Every entry that follows should be output exactly, and every image in it left out.

--- Source data ---

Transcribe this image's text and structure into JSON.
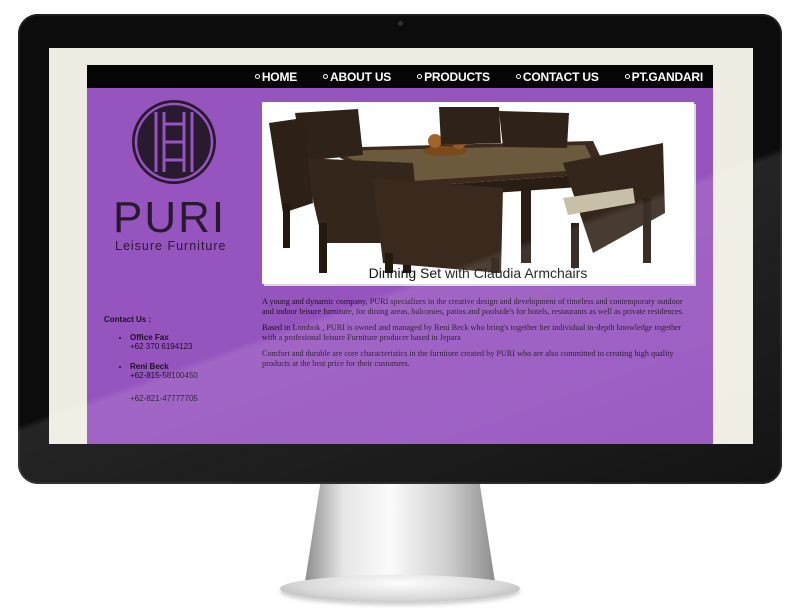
{
  "nav": {
    "items": [
      {
        "label": "HOME"
      },
      {
        "label": "ABOUT US"
      },
      {
        "label": "PRODUCTS"
      },
      {
        "label": "CONTACT US"
      },
      {
        "label": "PT.GANDARI"
      }
    ]
  },
  "logo": {
    "word": "PURI",
    "tagline": "Leisure Furniture"
  },
  "photo": {
    "caption": "Dinning Set with Claudia Armchairs"
  },
  "contact": {
    "title": "Contact Us :",
    "entries": [
      {
        "name": "Office Fax",
        "lines": [
          "+62 370 6194123"
        ]
      },
      {
        "name": "Reni Beck",
        "lines": [
          "+62-815-58100450",
          "+62-821-47777705"
        ]
      }
    ]
  },
  "about": {
    "paragraphs": [
      "A young and dynamic company, PURI specializes in the creative design and development of timeless and contemporary outdoor and indoor leisure furniture, for dining areas, balconies, patios and poolside's for hotels, restaurants as well as private residences.",
      "Based in Lombok , PURI is owned and managed by Reni Beck who bring's together her individual in-depth knowledge together with a profesional leisure Furniture producer based in Jepara",
      "Comfort and durable are core characteristics in the furniture created by PURI who are also committed to creating high quality products at the best price for their customers."
    ]
  },
  "colors": {
    "page_bg": "#9654bf",
    "nav_bg": "#050505",
    "screen_margin": "#efede3"
  }
}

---

[Result of this task]
Transcribe this image's text and structure into JSON.
{
  "nav": {
    "items": [
      {
        "label": "HOME"
      },
      {
        "label": "ABOUT US"
      },
      {
        "label": "PRODUCTS"
      },
      {
        "label": "CONTACT US"
      },
      {
        "label": "PT.GANDARI"
      }
    ]
  },
  "logo": {
    "word": "PURI",
    "tagline": "Leisure Furniture"
  },
  "photo": {
    "caption": "Dinning Set with Claudia Armchairs"
  },
  "contact": {
    "title": "Contact Us :",
    "entries": [
      {
        "name": "Office Fax",
        "lines": [
          "+62 370 6194123"
        ]
      },
      {
        "name": "Reni Beck",
        "lines": [
          "+62-815-58100450",
          "+62-821-47777705"
        ]
      }
    ]
  },
  "about": {
    "paragraphs": [
      "A young and dynamic company, PURI specializes in the creative design and development of timeless and contemporary outdoor and indoor leisure furniture, for dining areas, balconies, patios and poolside's for hotels, restaurants as well as private residences.",
      "Based in Lombok , PURI is owned and managed by Reni Beck who bring's together her individual in-depth knowledge together with a profesional leisure Furniture producer based in Jepara",
      "Comfort and durable are core characteristics in the furniture created by PURI who are also committed to creating high quality products at the best price for their customers."
    ]
  },
  "colors": {
    "page_bg": "#9654bf",
    "nav_bg": "#050505",
    "screen_margin": "#efede3"
  }
}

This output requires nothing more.